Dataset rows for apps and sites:

+++

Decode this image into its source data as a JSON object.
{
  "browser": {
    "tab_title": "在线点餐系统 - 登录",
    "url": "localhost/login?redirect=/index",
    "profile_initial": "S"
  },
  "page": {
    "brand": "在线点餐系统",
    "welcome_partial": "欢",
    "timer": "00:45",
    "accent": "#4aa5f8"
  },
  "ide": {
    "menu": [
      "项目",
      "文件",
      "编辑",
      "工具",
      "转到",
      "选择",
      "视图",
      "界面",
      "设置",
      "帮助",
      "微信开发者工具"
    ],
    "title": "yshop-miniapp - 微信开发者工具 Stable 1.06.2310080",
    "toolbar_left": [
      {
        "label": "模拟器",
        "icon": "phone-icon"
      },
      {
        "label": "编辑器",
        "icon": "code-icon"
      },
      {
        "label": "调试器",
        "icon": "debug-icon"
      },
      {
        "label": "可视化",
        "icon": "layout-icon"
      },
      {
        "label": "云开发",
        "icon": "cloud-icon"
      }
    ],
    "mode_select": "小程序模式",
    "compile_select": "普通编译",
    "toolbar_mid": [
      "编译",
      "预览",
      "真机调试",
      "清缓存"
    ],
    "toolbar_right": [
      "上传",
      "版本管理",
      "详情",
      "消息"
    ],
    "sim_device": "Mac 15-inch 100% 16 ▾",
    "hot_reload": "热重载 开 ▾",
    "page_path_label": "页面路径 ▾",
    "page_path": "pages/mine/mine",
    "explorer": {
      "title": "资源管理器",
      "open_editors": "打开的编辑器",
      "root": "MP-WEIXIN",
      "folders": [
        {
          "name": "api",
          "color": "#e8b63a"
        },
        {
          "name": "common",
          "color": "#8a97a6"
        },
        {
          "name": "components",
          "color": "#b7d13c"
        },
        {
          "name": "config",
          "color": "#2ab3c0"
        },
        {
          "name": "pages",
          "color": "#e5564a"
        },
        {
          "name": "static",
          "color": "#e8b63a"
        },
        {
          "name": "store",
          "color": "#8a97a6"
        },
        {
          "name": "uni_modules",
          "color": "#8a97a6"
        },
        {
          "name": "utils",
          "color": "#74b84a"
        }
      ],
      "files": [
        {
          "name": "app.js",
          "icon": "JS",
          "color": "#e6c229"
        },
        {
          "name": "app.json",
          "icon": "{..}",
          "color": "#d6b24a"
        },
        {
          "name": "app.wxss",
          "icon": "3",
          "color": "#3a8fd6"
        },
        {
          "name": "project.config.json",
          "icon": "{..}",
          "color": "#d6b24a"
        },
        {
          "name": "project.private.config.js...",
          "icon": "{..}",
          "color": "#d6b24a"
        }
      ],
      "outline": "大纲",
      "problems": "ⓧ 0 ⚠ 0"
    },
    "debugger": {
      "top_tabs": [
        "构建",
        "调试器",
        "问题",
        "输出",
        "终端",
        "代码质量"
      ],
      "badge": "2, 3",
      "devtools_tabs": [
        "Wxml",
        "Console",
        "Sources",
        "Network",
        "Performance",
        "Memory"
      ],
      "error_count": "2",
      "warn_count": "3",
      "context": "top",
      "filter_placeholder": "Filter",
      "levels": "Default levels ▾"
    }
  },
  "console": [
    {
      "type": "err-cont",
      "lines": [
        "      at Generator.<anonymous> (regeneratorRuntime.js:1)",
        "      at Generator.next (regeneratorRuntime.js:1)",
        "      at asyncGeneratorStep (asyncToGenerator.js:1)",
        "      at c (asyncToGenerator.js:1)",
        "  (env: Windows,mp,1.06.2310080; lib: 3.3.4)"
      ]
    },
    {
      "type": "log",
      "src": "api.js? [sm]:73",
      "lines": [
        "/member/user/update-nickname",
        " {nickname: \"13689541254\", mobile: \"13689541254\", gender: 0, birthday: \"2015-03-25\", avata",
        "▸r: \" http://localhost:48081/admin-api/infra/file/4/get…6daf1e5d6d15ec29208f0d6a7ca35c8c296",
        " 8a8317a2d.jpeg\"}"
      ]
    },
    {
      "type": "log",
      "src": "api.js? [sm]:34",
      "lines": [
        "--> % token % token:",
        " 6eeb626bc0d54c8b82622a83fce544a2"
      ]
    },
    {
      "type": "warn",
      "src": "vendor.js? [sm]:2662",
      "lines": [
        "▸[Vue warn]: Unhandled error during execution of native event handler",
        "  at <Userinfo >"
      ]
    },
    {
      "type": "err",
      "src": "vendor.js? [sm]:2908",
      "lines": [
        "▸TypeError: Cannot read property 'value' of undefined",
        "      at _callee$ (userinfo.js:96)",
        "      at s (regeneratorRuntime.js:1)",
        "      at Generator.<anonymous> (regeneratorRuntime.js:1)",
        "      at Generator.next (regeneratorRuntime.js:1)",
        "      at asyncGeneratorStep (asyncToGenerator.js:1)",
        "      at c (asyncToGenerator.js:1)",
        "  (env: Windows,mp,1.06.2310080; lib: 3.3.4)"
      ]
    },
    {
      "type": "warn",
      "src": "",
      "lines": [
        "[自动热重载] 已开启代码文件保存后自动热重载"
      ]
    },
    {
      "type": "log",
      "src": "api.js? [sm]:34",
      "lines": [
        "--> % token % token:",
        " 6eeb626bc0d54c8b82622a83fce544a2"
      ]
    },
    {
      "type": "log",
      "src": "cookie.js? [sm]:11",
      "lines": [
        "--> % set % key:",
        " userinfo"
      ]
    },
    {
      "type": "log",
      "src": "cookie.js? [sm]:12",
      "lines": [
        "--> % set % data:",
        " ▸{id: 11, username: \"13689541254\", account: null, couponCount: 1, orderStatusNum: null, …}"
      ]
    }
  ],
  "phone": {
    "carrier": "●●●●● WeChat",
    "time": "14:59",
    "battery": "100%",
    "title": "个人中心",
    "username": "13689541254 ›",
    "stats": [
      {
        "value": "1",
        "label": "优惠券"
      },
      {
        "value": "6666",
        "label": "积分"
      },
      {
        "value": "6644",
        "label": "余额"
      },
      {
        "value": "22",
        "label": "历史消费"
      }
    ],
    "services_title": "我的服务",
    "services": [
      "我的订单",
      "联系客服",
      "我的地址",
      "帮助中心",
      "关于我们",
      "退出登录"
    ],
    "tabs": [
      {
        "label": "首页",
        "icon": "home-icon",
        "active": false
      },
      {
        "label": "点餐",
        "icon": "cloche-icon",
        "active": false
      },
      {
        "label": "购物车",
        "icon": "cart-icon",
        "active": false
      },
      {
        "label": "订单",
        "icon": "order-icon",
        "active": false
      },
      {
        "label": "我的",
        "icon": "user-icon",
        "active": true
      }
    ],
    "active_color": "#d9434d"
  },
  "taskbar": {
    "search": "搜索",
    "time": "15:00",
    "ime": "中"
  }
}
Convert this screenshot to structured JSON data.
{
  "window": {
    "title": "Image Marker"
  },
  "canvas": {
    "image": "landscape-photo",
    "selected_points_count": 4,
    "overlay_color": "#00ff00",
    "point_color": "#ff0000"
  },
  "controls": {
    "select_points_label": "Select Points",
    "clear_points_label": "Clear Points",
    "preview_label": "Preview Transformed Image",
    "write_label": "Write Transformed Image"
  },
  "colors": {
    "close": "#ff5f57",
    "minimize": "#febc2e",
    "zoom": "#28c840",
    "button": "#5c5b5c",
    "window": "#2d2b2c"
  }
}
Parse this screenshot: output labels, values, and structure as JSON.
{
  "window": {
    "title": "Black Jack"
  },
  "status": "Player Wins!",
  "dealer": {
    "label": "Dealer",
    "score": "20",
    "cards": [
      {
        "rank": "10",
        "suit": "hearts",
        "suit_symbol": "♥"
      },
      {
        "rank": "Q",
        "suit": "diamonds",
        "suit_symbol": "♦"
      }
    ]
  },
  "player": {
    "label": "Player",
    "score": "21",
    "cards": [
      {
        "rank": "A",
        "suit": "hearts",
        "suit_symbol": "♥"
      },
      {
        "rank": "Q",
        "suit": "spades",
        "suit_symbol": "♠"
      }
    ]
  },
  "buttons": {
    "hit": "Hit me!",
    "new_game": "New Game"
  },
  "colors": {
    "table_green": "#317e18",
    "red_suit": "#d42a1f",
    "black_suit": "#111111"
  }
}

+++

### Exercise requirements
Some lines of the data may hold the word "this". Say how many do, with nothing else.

### Exercise answer
3